=== Data supplied ===
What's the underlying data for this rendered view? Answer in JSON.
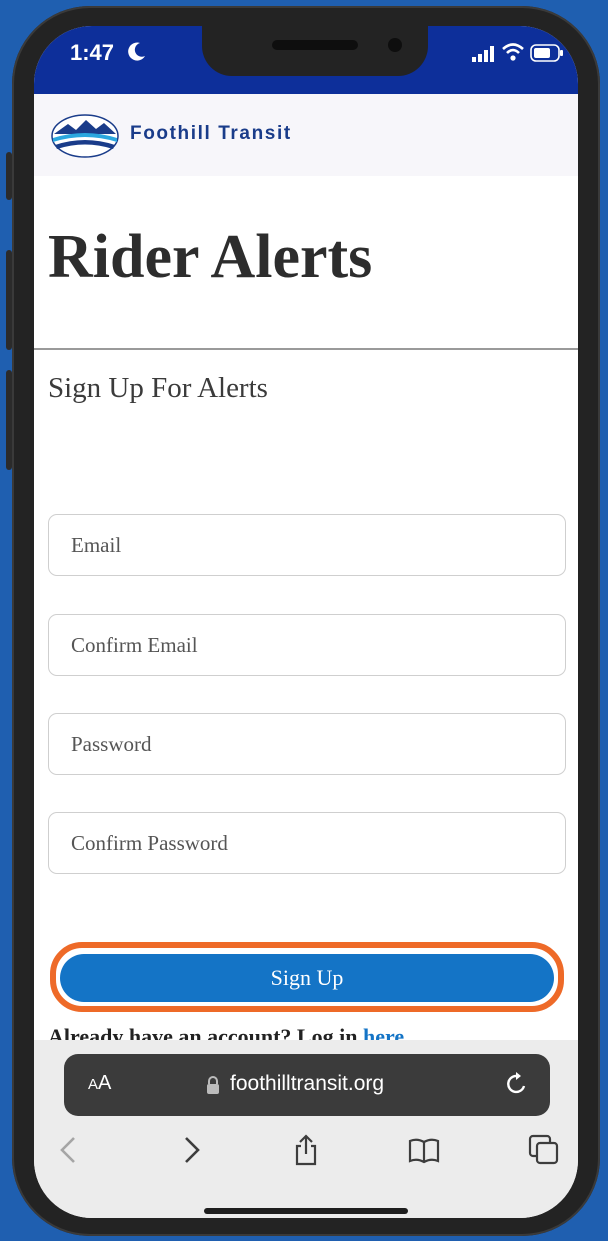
{
  "status_bar": {
    "time": "1:47"
  },
  "header": {
    "logo_text": "Foothill Transit"
  },
  "page": {
    "title": "Rider Alerts",
    "subtitle": "Sign Up For Alerts"
  },
  "form": {
    "email_placeholder": "Email",
    "confirm_email_placeholder": "Confirm Email",
    "password_placeholder": "Password",
    "confirm_password_placeholder": "Confirm Password",
    "signup_label": "Sign Up",
    "login_prompt": "Already have an account? Log in ",
    "login_link": "here"
  },
  "browser": {
    "aa_big": "A",
    "aa_small": "A",
    "url": "foothilltransit.org"
  },
  "colors": {
    "status_bar": "#0d2f9a",
    "brand_blue": "#1474c6",
    "highlight_orange": "#ee6a28",
    "background": "#1f5fb0"
  },
  "icons": [
    "moon-icon",
    "cellular-signal-icon",
    "wifi-icon",
    "battery-icon",
    "lock-icon",
    "reload-icon",
    "back-icon",
    "forward-icon",
    "share-icon",
    "bookmarks-icon",
    "tabs-icon"
  ]
}
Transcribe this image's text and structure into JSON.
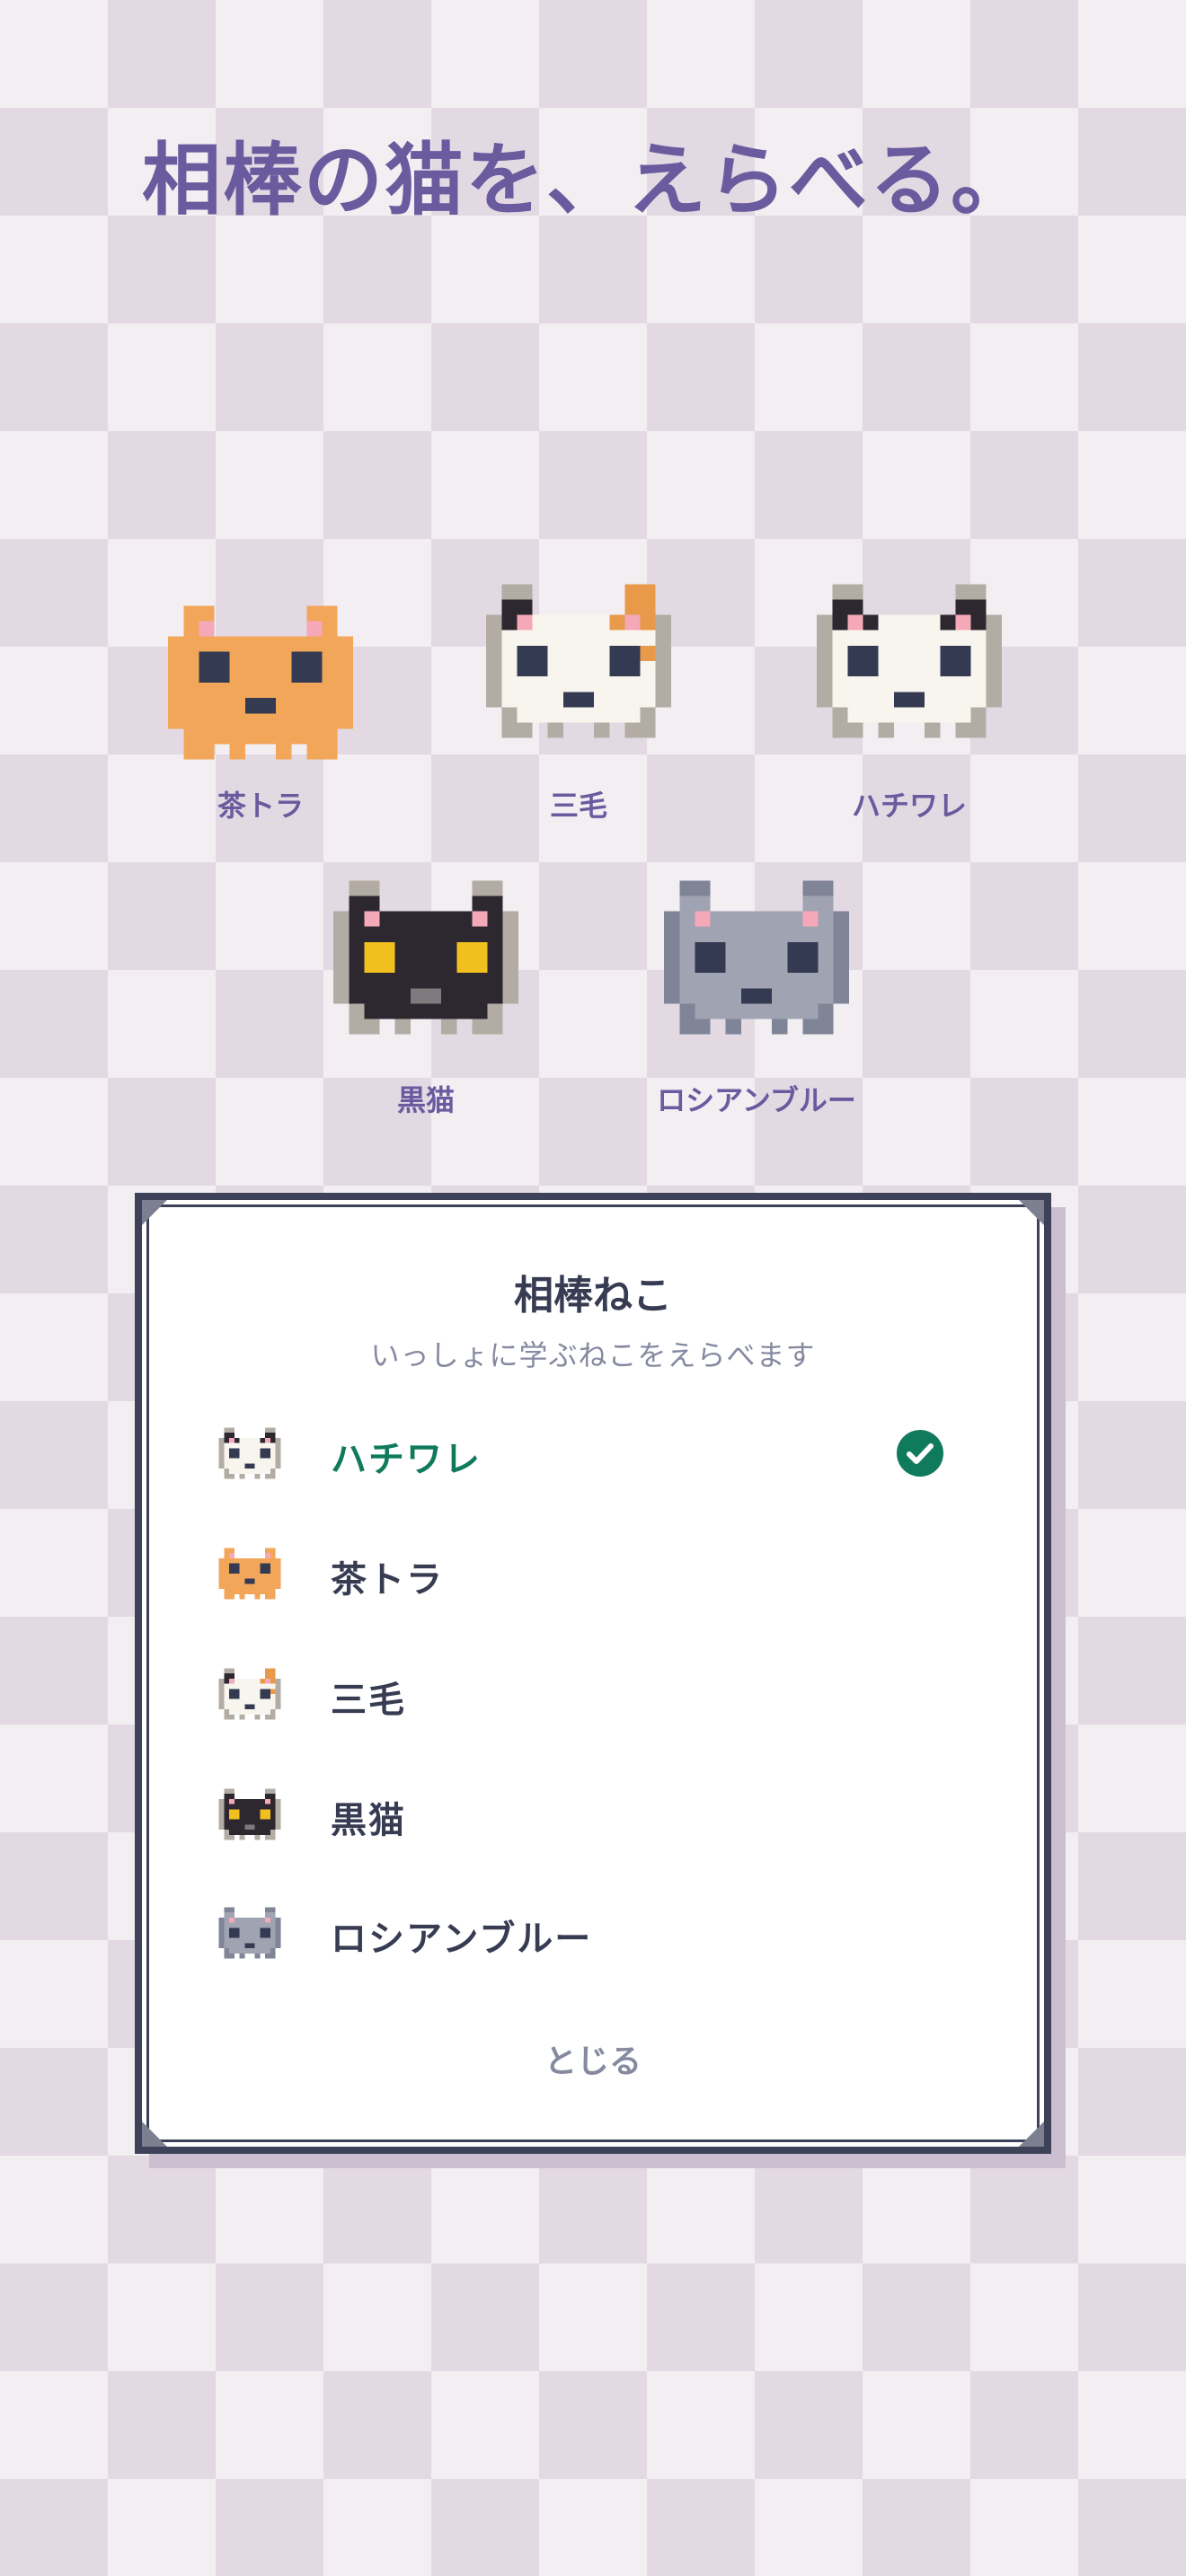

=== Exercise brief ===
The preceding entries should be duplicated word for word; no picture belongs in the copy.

=== Solution to this task ===
What's the underlying data for this rendered view? Answer in JSON.
{
  "status_bar": {
    "time": "1:47"
  },
  "header": {
    "logo_text": "Foothill Transit"
  },
  "page": {
    "title": "Rider Alerts",
    "subtitle": "Sign Up For Alerts"
  },
  "form": {
    "email_placeholder": "Email",
    "confirm_email_placeholder": "Confirm Email",
    "password_placeholder": "Password",
    "confirm_password_placeholder": "Confirm Password",
    "signup_label": "Sign Up",
    "login_prompt": "Already have an account? Log in ",
    "login_link": "here"
  },
  "browser": {
    "aa_big": "A",
    "aa_small": "A",
    "url": "foothilltransit.org"
  },
  "colors": {
    "status_bar": "#0d2f9a",
    "brand_blue": "#1474c6",
    "highlight_orange": "#ee6a28",
    "background": "#1f5fb0"
  },
  "icons": [
    "moon-icon",
    "cellular-signal-icon",
    "wifi-icon",
    "battery-icon",
    "lock-icon",
    "reload-icon",
    "back-icon",
    "forward-icon",
    "share-icon",
    "bookmarks-icon",
    "tabs-icon"
  ]
}
Transcribe this image's text and structure into JSON.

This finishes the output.